For this exercise, copy each line of the records that contains the word "Adams".
━━ EXCERPTED RECORDS ━━
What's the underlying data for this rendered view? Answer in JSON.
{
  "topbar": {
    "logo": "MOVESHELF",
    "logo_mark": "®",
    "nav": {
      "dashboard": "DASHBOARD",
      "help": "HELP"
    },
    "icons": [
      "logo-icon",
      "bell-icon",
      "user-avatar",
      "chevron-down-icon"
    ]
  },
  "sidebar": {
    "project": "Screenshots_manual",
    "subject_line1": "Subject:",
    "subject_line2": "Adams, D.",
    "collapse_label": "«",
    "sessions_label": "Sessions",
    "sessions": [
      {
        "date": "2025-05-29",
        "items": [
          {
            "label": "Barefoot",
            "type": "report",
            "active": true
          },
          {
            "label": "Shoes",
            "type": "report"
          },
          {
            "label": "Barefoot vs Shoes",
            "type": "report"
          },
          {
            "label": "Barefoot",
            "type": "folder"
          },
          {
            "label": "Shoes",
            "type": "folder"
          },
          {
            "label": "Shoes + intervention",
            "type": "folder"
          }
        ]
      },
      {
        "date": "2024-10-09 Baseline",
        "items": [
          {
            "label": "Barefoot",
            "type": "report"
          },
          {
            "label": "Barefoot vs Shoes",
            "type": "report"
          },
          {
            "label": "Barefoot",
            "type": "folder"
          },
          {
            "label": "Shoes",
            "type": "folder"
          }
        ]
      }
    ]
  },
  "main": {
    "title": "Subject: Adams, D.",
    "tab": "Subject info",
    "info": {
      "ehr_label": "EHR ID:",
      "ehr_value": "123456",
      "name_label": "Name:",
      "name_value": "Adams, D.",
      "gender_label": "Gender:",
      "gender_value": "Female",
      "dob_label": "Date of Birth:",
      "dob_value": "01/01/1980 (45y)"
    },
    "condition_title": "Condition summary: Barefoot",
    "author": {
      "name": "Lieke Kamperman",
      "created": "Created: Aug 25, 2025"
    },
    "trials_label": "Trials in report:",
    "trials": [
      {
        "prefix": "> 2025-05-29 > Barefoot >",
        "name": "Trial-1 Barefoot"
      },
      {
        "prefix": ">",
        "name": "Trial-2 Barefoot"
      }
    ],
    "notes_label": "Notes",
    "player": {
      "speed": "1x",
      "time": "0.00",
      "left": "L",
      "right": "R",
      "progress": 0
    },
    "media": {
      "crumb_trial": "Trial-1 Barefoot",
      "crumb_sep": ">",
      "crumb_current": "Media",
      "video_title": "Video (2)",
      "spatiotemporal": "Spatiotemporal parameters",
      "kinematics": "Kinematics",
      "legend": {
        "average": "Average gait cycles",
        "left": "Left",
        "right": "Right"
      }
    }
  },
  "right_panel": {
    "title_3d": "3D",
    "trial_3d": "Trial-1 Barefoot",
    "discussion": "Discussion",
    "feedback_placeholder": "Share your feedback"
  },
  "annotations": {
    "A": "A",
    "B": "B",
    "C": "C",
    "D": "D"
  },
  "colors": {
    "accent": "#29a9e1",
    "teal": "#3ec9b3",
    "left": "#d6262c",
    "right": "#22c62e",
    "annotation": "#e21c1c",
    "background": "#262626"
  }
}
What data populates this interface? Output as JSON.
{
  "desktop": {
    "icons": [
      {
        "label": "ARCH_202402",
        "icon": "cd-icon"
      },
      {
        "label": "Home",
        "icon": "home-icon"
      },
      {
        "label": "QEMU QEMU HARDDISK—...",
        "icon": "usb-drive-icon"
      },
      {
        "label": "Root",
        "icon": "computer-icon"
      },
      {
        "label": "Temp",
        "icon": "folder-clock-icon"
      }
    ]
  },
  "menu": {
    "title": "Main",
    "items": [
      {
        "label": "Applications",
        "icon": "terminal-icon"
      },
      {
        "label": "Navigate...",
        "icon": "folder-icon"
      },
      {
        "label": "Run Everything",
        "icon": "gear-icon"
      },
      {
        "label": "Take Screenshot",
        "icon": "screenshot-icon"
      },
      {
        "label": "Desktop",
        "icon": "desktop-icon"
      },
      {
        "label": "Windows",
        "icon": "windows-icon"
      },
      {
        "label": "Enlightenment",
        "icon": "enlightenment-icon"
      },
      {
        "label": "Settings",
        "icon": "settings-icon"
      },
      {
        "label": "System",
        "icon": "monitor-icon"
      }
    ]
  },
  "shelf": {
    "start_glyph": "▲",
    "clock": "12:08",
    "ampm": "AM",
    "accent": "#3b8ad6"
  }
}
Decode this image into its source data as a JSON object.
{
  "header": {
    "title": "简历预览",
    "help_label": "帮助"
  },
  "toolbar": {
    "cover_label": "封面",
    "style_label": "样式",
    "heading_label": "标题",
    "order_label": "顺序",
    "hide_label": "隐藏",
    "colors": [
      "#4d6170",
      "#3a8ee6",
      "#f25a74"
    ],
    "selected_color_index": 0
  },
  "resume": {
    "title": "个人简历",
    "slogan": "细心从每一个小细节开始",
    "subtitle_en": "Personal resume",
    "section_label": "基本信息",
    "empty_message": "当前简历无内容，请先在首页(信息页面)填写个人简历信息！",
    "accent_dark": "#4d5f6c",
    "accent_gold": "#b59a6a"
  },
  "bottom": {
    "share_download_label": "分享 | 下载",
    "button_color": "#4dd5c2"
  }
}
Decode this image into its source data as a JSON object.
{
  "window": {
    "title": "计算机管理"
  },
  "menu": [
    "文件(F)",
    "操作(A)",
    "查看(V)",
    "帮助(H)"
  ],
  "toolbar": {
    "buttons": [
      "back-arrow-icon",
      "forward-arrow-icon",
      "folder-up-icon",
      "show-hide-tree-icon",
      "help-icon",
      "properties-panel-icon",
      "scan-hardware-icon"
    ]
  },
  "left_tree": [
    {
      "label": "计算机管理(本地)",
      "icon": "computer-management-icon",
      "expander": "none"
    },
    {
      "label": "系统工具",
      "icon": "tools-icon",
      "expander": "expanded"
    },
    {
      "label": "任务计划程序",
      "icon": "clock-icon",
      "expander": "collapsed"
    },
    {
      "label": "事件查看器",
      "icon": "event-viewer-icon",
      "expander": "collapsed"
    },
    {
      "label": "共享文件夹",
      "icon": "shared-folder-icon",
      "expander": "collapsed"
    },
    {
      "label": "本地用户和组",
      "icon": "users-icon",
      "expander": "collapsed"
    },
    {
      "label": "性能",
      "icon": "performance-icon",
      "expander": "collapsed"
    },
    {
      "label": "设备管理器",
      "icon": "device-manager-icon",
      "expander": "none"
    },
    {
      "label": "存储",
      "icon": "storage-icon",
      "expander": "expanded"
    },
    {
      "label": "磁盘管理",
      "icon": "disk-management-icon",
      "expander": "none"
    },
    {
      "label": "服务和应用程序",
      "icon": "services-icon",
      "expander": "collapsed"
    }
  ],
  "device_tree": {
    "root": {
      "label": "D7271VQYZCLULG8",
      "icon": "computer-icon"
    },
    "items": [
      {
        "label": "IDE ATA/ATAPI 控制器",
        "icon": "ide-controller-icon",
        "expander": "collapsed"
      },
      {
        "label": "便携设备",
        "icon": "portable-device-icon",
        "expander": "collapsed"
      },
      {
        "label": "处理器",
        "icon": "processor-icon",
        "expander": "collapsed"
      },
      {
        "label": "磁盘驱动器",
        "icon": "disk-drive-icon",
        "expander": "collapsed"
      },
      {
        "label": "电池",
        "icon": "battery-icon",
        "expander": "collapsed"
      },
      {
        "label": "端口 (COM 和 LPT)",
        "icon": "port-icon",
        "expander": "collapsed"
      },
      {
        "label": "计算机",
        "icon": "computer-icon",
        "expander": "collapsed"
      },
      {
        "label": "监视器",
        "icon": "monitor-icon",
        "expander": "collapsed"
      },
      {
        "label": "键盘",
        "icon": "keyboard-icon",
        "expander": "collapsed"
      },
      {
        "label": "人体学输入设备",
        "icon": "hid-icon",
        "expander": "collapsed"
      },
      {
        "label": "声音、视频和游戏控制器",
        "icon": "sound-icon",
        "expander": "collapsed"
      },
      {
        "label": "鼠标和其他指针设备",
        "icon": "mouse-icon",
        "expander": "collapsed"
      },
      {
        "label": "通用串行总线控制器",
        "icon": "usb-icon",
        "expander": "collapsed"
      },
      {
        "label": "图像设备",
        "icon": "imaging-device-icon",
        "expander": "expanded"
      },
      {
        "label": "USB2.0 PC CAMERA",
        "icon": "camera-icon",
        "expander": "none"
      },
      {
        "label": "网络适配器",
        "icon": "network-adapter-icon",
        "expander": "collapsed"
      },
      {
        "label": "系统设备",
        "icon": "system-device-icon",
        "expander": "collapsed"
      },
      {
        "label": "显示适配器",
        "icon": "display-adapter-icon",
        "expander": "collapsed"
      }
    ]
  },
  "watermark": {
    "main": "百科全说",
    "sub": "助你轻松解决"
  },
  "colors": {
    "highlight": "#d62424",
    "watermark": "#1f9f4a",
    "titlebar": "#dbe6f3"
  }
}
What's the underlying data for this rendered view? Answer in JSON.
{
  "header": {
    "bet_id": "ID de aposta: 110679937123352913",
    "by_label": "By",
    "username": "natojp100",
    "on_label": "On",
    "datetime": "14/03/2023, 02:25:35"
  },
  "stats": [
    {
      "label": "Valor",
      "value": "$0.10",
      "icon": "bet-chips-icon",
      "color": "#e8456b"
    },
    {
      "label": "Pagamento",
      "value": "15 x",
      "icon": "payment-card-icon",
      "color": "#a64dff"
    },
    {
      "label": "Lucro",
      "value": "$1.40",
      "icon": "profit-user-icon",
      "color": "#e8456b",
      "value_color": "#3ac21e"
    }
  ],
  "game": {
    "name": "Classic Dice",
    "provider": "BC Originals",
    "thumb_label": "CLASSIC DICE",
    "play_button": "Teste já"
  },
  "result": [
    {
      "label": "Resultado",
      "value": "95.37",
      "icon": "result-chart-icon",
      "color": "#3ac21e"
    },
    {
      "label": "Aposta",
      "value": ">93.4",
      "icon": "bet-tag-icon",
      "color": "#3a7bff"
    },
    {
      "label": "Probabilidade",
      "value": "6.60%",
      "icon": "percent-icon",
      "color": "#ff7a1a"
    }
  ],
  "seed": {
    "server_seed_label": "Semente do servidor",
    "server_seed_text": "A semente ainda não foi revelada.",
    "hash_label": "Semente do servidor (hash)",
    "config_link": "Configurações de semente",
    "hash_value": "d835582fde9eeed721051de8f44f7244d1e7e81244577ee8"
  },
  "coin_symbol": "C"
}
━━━
_THE COMPLETED TASK_
    "subject_line2": "Adams, D.",
    "title": "Subject: Adams, D.",
      "name_value": "Adams, D.",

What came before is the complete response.